In his new film, Irons plays Miles, the latest recruit to the Riot Club, an extremely exclusive dining society at Oxford based on the well-known Bullingdon Club, which has a reputation in England for exorbitance and elitism. Miles, unlike his fellow members, is a conscientious liberal and, thus, an insider who never feels like he fully belongs. “To play Miles, I had to remind myself what it was like to be nineteen, twenty, and not quite know who I was yet, not quite know what quality of life I wanted, what direction I wanted to go in, and what my values were and how ambitious I was,” Irons recalls. “I think Miles’ downfall is a combination of youthful ambition, naïveté, and weakness, which is common when you’re that age.”
The film is based on Laura Wade’s play Posh, which first premiered in London in 2010 before moving to the West End in 2012 and which, as Irons puts it, “made quite a stir, especially in certain parts of London,” for its scathing portrayal of the upper class. “In England, class is a big thing that comes up time and time again in cinema, and so many films have been made about the working classes and what they get up to, and there’s rarely such a response to class as there is with this film,” he explains. “I think we had an understanding that the upper classes were soft and warm and cuddly and slightly befuddled, and I actually think that’s a pretty dangerous understanding to have.”
In the five years since the play’s original première, the tale has gained even more relevance, as England struggles with a sluggish economy in which areas of London have nonetheless become essentially gated communities for wealthy foreigners. The Bullingdon Club boasts amongst its alumni current prime minister David Cameron, London mayor Boris Johnson, and chancellor of the exchequer George Osborne, a coincidence that Irons says gives the film an extra twist of pertinence. “It’s a club famed for hedonism, excess, wealth, chauvinism, whatever,” he explains, “so the fact that these people are now running the country, at a point when our country has never been more divided by wealth—I think it’s come at a timely time.”

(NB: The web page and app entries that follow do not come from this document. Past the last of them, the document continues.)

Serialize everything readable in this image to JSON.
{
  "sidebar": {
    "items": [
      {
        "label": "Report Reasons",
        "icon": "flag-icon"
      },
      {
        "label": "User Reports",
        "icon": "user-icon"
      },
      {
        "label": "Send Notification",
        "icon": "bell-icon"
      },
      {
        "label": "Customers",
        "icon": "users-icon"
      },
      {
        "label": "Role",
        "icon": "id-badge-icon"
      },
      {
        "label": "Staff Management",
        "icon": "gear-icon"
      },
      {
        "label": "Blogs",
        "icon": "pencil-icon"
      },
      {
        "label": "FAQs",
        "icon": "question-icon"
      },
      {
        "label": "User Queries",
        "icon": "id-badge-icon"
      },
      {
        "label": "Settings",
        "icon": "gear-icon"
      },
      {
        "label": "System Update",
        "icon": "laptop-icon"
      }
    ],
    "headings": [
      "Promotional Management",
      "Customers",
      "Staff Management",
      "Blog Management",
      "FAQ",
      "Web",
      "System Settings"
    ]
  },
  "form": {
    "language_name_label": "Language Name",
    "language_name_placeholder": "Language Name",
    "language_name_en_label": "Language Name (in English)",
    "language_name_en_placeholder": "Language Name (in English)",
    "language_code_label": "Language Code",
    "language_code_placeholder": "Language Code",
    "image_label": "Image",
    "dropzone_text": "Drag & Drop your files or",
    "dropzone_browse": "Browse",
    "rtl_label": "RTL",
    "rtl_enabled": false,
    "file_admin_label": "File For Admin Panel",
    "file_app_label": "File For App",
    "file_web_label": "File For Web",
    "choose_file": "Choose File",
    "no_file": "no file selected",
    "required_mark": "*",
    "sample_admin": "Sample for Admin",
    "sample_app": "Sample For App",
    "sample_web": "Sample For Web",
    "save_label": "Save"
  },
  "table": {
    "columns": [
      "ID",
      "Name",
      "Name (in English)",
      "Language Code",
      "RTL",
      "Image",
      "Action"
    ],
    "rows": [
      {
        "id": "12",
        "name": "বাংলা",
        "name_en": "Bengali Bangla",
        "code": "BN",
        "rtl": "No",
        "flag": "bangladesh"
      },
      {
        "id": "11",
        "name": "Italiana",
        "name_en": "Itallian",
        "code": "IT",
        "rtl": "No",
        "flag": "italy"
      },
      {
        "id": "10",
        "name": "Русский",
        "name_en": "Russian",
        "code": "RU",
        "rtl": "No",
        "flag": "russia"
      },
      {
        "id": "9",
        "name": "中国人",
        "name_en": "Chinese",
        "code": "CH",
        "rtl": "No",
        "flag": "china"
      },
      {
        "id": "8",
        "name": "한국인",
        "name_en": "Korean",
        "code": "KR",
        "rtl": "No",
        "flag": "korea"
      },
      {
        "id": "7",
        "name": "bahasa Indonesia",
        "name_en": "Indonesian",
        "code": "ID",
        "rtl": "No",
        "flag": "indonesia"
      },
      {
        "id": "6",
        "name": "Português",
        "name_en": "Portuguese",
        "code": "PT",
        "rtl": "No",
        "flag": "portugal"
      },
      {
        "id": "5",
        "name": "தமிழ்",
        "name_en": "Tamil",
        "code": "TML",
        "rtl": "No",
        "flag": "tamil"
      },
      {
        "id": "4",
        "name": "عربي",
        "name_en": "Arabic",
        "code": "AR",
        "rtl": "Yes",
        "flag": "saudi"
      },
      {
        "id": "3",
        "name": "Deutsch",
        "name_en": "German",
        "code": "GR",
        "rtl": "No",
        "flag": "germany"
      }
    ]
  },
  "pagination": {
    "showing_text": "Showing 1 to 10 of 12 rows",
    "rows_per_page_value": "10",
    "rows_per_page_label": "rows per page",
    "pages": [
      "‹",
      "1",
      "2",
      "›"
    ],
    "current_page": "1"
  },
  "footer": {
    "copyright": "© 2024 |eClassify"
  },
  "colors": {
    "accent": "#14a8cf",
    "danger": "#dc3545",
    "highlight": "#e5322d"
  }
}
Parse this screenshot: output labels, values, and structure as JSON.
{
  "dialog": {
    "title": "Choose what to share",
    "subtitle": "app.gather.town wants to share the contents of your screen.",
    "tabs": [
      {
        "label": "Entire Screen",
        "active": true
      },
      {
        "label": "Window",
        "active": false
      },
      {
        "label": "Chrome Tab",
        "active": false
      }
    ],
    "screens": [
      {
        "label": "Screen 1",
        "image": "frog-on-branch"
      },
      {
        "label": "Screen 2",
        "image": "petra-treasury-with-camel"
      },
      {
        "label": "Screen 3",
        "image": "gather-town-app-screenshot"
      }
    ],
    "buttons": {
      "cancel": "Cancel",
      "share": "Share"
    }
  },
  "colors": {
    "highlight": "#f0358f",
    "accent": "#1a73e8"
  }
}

For Irons, whose many coming projects this year mark a major step forward for him, each new opportunity is an incremental advance in a career that he hopes will be full of many more, no matter how small. “Confidence as an actor is very important, and experience is very important, and I think you gain those by working with different people, good people on good scripts, good directors, good actors, and you learn as you go,” he says. “When I look at the great actors that I respect, that’s the path their careers have taken. Philip Seymour Hoffman, you see him pop up here and there in all sorts of roles, and I think that’s the way that would work best for me. God knows, if I’d gotten the biggest opportunity of my career when I was straight out of drama school, I wouldn’t have been ready for it. I think the trick is to keep working and keep learning.”